Vitamin E works inside your skin as an antioxidant. Reactive molecules known as free radicals are produced when skin is exposed to sunlight or other environmental stressors.14,15 Vitamin E neutralizes free radicals before they harm skin cells in the skin’s barrier. Since sunlight and free radicals also damage collagen and elastin, antioxidant protection helps maintain the skin’s strength. The recommended dietary allowance for vitamin E is 15 milligrams a day.15 The best dietary sources are sunflower seeds, wheat germ, peanuts, almonds, and hazelnuts.14,15
Vitamin D helps regulate the growth of new skin cells.24 Since new cells form the skin’s protective barrier, they retain moisture and maintain flexible skin.25 You also need vitamin B-12, folate, and vitamin B-6 for their ability to lower blood levels of the amino acid homocysteine.26 High levels of homocysteine may block enzymes essential for the normal meshing of collagen and elastin.

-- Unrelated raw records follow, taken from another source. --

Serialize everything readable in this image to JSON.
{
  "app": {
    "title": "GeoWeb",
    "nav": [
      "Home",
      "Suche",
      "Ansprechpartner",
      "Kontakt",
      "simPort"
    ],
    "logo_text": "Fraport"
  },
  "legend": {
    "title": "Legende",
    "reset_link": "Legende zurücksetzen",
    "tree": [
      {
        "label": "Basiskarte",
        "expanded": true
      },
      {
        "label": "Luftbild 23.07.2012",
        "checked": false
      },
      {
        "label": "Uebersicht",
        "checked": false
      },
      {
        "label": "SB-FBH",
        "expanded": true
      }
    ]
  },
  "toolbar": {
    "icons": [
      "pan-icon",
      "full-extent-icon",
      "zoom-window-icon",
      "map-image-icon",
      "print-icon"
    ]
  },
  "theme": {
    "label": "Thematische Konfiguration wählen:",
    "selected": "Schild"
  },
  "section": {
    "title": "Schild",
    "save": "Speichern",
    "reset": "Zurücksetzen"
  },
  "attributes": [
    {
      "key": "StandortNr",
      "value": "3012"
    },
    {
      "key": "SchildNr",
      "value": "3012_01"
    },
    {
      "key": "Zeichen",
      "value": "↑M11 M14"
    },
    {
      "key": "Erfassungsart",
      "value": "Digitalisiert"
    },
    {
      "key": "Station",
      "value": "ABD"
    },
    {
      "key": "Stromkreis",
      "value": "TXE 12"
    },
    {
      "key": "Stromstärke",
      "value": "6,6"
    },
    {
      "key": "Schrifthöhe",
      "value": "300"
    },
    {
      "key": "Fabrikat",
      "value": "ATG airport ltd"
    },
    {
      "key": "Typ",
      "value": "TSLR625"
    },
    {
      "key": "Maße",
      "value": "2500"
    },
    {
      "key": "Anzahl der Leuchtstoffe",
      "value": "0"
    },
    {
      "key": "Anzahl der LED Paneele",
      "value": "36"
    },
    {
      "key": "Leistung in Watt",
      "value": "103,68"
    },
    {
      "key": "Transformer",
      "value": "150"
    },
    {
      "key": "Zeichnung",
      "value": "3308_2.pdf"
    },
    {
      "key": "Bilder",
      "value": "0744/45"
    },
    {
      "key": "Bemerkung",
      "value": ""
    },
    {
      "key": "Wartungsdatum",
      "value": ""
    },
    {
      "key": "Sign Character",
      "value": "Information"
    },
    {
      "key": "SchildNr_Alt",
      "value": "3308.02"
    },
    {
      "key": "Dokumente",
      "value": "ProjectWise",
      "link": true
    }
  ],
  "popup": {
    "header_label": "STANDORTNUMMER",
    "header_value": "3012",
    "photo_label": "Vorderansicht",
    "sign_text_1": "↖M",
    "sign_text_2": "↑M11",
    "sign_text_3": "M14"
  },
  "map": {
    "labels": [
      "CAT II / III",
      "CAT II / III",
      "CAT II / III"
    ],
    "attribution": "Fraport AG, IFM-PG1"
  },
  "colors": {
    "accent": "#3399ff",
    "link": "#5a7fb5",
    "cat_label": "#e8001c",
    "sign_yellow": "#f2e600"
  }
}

Other B vitamins, including biotin and niacin, also contribute to healthy skin.27 Since these vitamins come from diverse food sources, eating a balanced diet with plenty of low-sugar fruits, fibrous vegetables, and lean protein is the best strategy.
7. Massage With the Right Lotion

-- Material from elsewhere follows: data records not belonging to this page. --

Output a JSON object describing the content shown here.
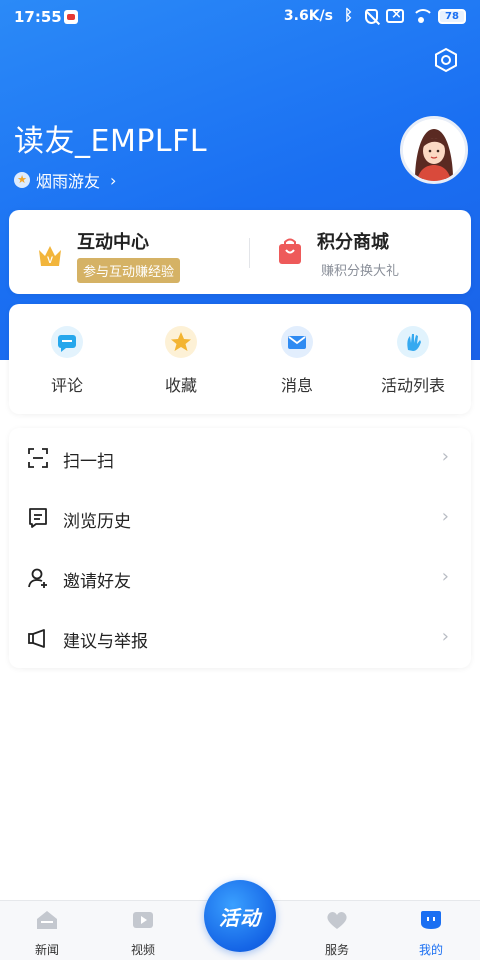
{
  "status_bar": {
    "time": "17:55",
    "speed": "3.6K/s",
    "battery": "78"
  },
  "profile": {
    "username": "读友_EMPLFL",
    "level_star": "★",
    "level": "烟雨游友",
    "level_chevron": "›"
  },
  "promo": {
    "interaction_title": "互动中心",
    "interaction_badge": "参与互动赚经验",
    "shop_title": "积分商城",
    "shop_subtitle": "赚积分换大礼"
  },
  "quick_actions": [
    {
      "label": "评论",
      "icon": "comment-icon",
      "color": "#26a7ec"
    },
    {
      "label": "收藏",
      "icon": "favorite-star-icon",
      "color": "#f3b431"
    },
    {
      "label": "消息",
      "icon": "message-envelope-icon",
      "color": "#2f8bf2"
    },
    {
      "label": "活动列表",
      "icon": "activity-hand-icon",
      "color": "#35a9f0"
    }
  ],
  "menu": [
    {
      "label": "扫一扫",
      "icon": "scan-icon"
    },
    {
      "label": "浏览历史",
      "icon": "history-icon"
    },
    {
      "label": "邀请好友",
      "icon": "invite-friend-icon"
    },
    {
      "label": "建议与举报",
      "icon": "feedback-icon"
    }
  ],
  "menu_chevron": "›",
  "tabbar": {
    "news": "新闻",
    "video": "视频",
    "activity": "活动",
    "service": "服务",
    "mine": "我的"
  },
  "colors": {
    "brand_blue": "#1a6ff2",
    "gold_badge": "#d5b265",
    "shop_red": "#ee5a5a"
  }
}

Save your money on expensive creams . . . no stretch mark cream is the miracle cure it’s sold as. But there are benefits to moisturizing daily. This will help with the baby belly dryness and itchy skin associated with pregnancy!2
The areas most prone to stretch marks during pregnancy are your tummy, sides, lower back, thighs, and legs since these areas undergo the most strain as your baby grows.2,3 Therefore, to help the skin in these areas stretch without forming marks, the skin needs to be well-moisturized.10 Your ordinary moisturizer might not do the trick since it cannot penetrate deep enough into the skin.
During pregnancy, gently massage the areas most prone to stretch marks with the right type of lotion twice daily. While many products on the market are scams, studies show there may be benefits to using a lotion on your skin that contains collagen and vitamins E, A, C, and K to help firm up loose skin.7
Ideas include something like this firming butter that has cocoa butter, collagen, elastin, and shea butter to support skin elasticity and texture. The firming butter has the addition of ginseng and vitamin E, which help soften and rejuvenate skin. You could also look for a lotion like this with a soothing blend of vitamin K, aloe vera, cocoa butter, and essential oils. No matter what you decide to use, when you apply the lotion, be sure to massage it in.
We hope these tips will help prevent or reduce your pregnancy stretch marks! Remember, it’s very common for women to get stretch marks during pregnancy. And while you may not like how they look, you may be relieved to know they aren’t dangerous and may even fade in appearance over time.4,8